** Opening Records for the exercise block **
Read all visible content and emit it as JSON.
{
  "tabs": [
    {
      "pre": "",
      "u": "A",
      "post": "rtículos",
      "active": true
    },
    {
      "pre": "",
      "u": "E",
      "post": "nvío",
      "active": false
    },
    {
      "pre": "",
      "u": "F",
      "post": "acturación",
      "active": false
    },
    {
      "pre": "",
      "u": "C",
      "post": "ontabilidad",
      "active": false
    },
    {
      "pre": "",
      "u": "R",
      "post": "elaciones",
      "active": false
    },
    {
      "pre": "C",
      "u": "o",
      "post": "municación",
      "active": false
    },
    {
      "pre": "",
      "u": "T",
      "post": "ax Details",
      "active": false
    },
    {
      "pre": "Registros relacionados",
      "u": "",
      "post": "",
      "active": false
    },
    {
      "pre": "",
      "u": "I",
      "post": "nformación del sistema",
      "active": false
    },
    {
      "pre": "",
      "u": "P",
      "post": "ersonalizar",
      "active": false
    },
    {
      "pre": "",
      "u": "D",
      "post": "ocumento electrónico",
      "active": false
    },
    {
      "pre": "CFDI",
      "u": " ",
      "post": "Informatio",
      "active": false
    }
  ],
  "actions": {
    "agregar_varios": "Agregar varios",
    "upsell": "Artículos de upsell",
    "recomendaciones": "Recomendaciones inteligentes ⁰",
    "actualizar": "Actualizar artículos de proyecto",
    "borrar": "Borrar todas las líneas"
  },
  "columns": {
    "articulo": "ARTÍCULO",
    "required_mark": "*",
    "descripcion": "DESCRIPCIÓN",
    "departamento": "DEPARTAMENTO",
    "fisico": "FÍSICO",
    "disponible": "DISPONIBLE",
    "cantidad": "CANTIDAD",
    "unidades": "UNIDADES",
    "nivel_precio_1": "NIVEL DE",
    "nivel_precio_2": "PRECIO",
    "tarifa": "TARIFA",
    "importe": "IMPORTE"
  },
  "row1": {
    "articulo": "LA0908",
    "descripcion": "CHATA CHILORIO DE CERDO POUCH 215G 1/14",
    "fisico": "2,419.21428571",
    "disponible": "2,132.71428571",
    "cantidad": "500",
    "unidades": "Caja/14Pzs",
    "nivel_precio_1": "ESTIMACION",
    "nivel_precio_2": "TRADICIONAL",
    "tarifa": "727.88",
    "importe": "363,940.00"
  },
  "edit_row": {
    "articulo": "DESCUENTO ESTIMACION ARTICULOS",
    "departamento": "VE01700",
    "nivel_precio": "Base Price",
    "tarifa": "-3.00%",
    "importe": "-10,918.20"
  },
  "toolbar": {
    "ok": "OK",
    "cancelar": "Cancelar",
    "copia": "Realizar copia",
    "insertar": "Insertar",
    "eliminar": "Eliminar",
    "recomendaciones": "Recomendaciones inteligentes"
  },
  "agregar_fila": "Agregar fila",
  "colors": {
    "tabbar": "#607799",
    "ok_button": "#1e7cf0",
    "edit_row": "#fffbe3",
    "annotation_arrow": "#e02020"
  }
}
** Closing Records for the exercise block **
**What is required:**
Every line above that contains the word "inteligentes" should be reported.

**Task output:**
    "recomendaciones": "Recomendaciones inteligentes ⁰",
    "recomendaciones": "Recomendaciones inteligentes"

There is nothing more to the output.